We said goodbye to our precious dog today. Although she originally got sick last January and was later diagonosed with bladder cancer she was a fighter and kept up her spirits to the end. On her many visits to the doctor this past year the doctor and his staff were just amazed at how good she looked each time and how much spunk and energy she showed. Rest in peace little girl. We will miss you.
Tuesday, October 2, 2007
Sunday, September 30, 2007
Saturday, September 29, 2007
Friday, September 28, 2007
We spent most of the day touring the Naval and Marine Museum at Patriot's Point. In addition to the aircraft carrier Yorktown they also have a WWII submarine, a retired Navy Destroyer and a retired Coast Guard Cutter. A major part of the Yorktown is open for self guided tours and we tried to see it all. It was a very tiring day. One of the things I did when I was stationed aboard ship was to stand watches on the bridge. There is only one chair on the bridge of a Navy ship and it belongs to the Captain. Everyone else stands up during their entire watch. Here is a picture of me sitting in the Yorktown's Captain's Chair.

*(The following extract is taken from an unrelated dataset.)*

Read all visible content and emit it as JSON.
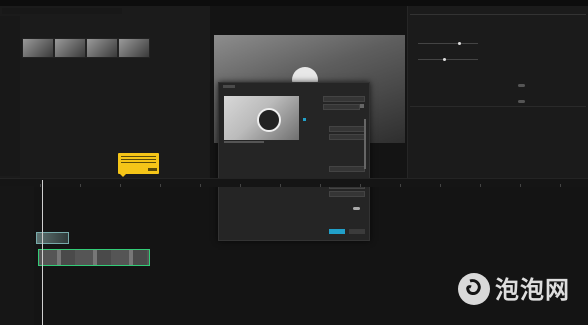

Another part of the Museum is a very realistic mockup of a Navy River Boat Crew's base camp in Vietnam, complete with the river boat. These guys were referred to as river rats and this was one of the hardest jobs in the Navy during the Vietnam War. These guys patrolled the inter rivers within the country. We lost a lot of river rats during that war.
Once we finally got completely tired out and could do no more climbing of ladders or walking the ship's decks we decided to head south to Sullivan Island. I had read there was a lighthouse there and if there is a lighthouse close by we have to check it out. This lighthouse is not one of the historic types we normally seek out but is a modern one that was built just a few years ago. It is very different from the old, historic ones.
Our last stop of the day was another one of the forts that protected the harbors along the coast. This one was Fort Moultrie and is operated by the National Park System.